PROBLEM DESCRIPTION — The records are to be repeated in full. Every line must match.
● ● ● ● ● ● ●
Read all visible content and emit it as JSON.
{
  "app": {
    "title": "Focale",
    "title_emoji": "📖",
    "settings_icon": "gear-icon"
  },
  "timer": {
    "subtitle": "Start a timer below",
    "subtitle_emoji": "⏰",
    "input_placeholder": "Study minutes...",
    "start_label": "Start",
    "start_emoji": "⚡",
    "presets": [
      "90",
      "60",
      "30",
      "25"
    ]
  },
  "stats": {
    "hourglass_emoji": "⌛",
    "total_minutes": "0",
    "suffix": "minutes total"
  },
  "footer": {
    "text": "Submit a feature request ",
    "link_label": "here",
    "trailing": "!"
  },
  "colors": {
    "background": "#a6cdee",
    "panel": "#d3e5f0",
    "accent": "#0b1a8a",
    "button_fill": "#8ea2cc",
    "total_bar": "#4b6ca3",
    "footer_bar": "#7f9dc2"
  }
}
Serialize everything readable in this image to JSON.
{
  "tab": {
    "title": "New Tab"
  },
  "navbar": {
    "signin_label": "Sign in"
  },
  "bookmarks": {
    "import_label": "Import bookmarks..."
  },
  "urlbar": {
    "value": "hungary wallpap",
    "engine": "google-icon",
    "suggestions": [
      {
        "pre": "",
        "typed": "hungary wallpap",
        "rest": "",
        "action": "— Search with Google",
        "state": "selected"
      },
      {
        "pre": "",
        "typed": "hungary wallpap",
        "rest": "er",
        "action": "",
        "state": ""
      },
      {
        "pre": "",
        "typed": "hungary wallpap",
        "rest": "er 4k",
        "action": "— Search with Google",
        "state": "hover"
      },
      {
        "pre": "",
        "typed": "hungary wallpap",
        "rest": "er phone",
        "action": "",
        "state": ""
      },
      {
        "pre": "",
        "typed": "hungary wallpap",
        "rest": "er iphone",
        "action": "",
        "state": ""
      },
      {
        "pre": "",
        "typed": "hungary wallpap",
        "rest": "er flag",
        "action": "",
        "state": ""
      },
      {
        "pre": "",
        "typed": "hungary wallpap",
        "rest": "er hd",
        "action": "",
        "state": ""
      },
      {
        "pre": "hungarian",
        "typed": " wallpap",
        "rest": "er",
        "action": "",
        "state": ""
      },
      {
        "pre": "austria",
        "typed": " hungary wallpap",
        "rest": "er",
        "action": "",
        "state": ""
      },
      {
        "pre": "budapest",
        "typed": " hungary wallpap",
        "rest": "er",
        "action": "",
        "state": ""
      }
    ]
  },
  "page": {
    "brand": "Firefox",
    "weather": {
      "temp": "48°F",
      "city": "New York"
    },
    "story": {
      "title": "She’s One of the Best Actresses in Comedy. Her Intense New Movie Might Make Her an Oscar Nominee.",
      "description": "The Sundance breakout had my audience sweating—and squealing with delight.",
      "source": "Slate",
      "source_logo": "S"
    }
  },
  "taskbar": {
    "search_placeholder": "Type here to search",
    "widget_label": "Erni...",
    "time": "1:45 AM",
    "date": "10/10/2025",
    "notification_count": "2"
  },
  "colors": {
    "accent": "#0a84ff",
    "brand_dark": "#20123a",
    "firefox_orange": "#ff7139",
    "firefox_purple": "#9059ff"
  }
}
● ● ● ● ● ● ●
SOLUTION FOR THIS EXERCISE —
Read all visible content and emit it as JSON.
{
  "app": {
    "title": "Focale",
    "title_emoji": "📖",
    "settings_icon": "gear-icon"
  },
  "timer": {
    "subtitle": "Start a timer below",
    "subtitle_emoji": "⏰",
    "input_placeholder": "Study minutes...",
    "start_label": "Start",
    "start_emoji": "⚡",
    "presets": [
      "90",
      "60",
      "30",
      "25"
    ]
  },
  "stats": {
    "hourglass_emoji": "⌛",
    "total_minutes": "0",
    "suffix": "minutes total"
  },
  "footer": {
    "text": "Submit a feature request ",
    "link_label": "here",
    "trailing": "!"
  },
  "colors": {
    "background": "#a6cdee",
    "panel": "#d3e5f0",
    "accent": "#0b1a8a",
    "button_fill": "#8ea2cc",
    "total_bar": "#4b6ca3",
    "footer_bar": "#7f9dc2"
  }
}
Serialize everything readable in this image to JSON.
{
  "tab": {
    "title": "New Tab"
  },
  "navbar": {
    "signin_label": "Sign in"
  },
  "bookmarks": {
    "import_label": "Import bookmarks..."
  },
  "urlbar": {
    "value": "hungary wallpap",
    "engine": "google-icon",
    "suggestions": [
      {
        "pre": "",
        "typed": "hungary wallpap",
        "rest": "",
        "action": "— Search with Google",
        "state": "selected"
      },
      {
        "pre": "",
        "typed": "hungary wallpap",
        "rest": "er",
        "action": "",
        "state": ""
      },
      {
        "pre": "",
        "typed": "hungary wallpap",
        "rest": "er 4k",
        "action": "— Search with Google",
        "state": "hover"
      },
      {
        "pre": "",
        "typed": "hungary wallpap",
        "rest": "er phone",
        "action": "",
        "state": ""
      },
      {
        "pre": "",
        "typed": "hungary wallpap",
        "rest": "er iphone",
        "action": "",
        "state": ""
      },
      {
        "pre": "",
        "typed": "hungary wallpap",
        "rest": "er flag",
        "action": "",
        "state": ""
      },
      {
        "pre": "",
        "typed": "hungary wallpap",
        "rest": "er hd",
        "action": "",
        "state": ""
      },
      {
        "pre": "hungarian",
        "typed": " wallpap",
        "rest": "er",
        "action": "",
        "state": ""
      },
      {
        "pre": "austria",
        "typed": " hungary wallpap",
        "rest": "er",
        "action": "",
        "state": ""
      },
      {
        "pre": "budapest",
        "typed": " hungary wallpap",
        "rest": "er",
        "action": "",
        "state": ""
      }
    ]
  },
  "page": {
    "brand": "Firefox",
    "weather": {
      "temp": "48°F",
      "city": "New York"
    },
    "story": {
      "title": "She’s One of the Best Actresses in Comedy. Her Intense New Movie Might Make Her an Oscar Nominee.",
      "description": "The Sundance breakout had my audience sweating—and squealing with delight.",
      "source": "Slate",
      "source_logo": "S"
    }
  },
  "taskbar": {
    "search_placeholder": "Type here to search",
    "widget_label": "Erni...",
    "time": "1:45 AM",
    "date": "10/10/2025",
    "notification_count": "2"
  },
  "colors": {
    "accent": "#0a84ff",
    "brand_dark": "#20123a",
    "firefox_orange": "#ff7139",
    "firefox_purple": "#9059ff"
  }
}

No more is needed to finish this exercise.